My Rating: ★★★★★
Genre(s): Self-help; adult; memoir
Note: I am going to try to write this from an unbiased standpoint. As editor of this book and close friends with Andrew, you can guess how hard that’s going to be.
Plot: They say to write about what you know, but what if every encounter you’ve had with love has left you bruised in more ways than one? Do you listen to the voice inside your head that mimics what most of society says–that they’ll take your words and invalidate you, or do you write it anyway? In Unrequited, author Andrew Kendall chose the latter–ignoring the voice in his head that viciously whispered, “You were never abused” and that, “You’re not a victim”, and chose instead to tell his story of unrequited love and abuse with a voice of clarity he was afraid he’d never find. Because for years nights were long and heartache was inevitable while living in the rules of someone else’s game–where undeserving monsters in disguise were suffocating the very life out of the love he was trying to give. With words armored with honesty and vulnerability, this painfully beautiful journey is more than a memoir on love. Rather, it’s a product of everything Andrew learned from trying to love the wrong people. Though personal the details feel universal. A secret oasis made public in hopes that those who read it might find a newfound power of their own–reigniting a fire inside that unties them from covert types of abuse, low self-worth, and unrealistic expectations that coincide with painful relationships.
- Andrew writes self-help in a way that makes it seem like a conversation, rather than a how-to
- This book covers the extremely sensitive and under-discussed topic of emotional abuse
- The format was really beautifully and artfully put together
- There were a couple of things I didn’t know about Andrew before reading this book, and I had to catch my breath
- I shed real tears
- This isn’t just a book for the LGBT+ community — but it’s definitely meant for LGBT+ readers
- Literally none
My Thoughts: Well crap. I went into this thinking, “Oh, I’ve read this book like five times since it came out, a few times before. Reviewing should be a piece of cake.” Wrong. I’m so wrong.

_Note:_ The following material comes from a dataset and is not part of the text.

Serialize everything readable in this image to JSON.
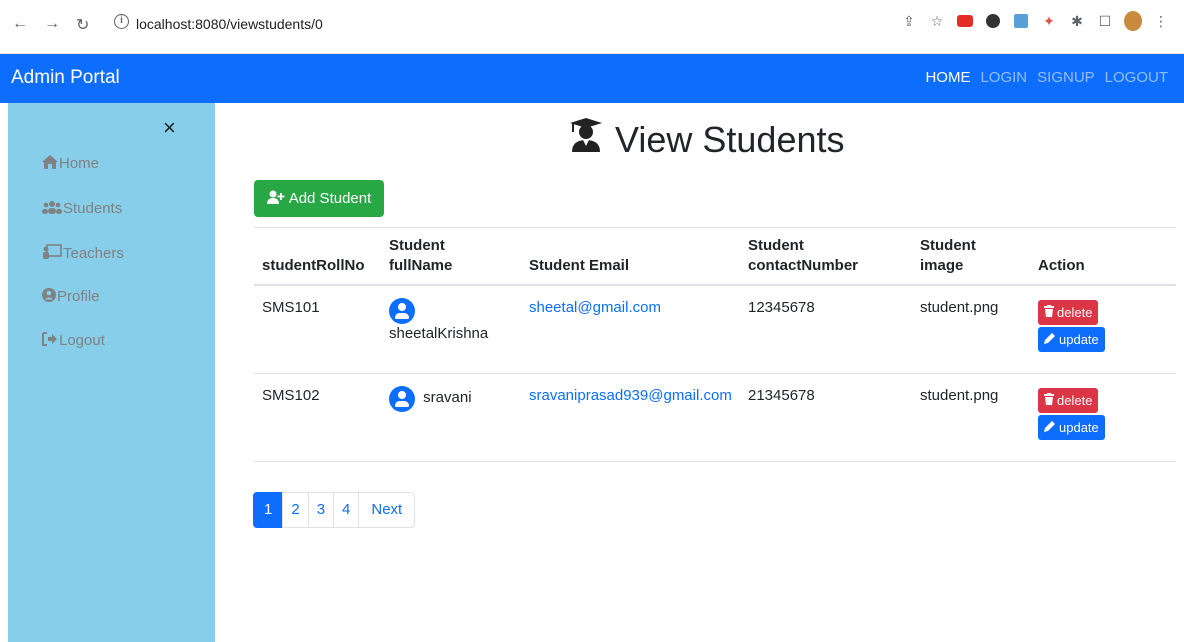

I’ve watched Andrew grow as a person and an author over the years, and coming from a place of such vulnerability to put this book out there took guts. He dives into his past relationships — emotional abuse, manipulation, and much more painful things — and writes it in a way which helps the reader easily apply it to some aspect of their own life.
This super-personal book covers a wide range of relationships – not just romantic. As Andrew Kendall grew, so did his realization that he was not to blame for many of the things that happened in his life. I think this is a book that young people who have had relationship troubles, have been abused, have been told that THEY are the problem, should read. There aren’t enough books by gay people written for gay people, and this definitely takes a step in the right direction.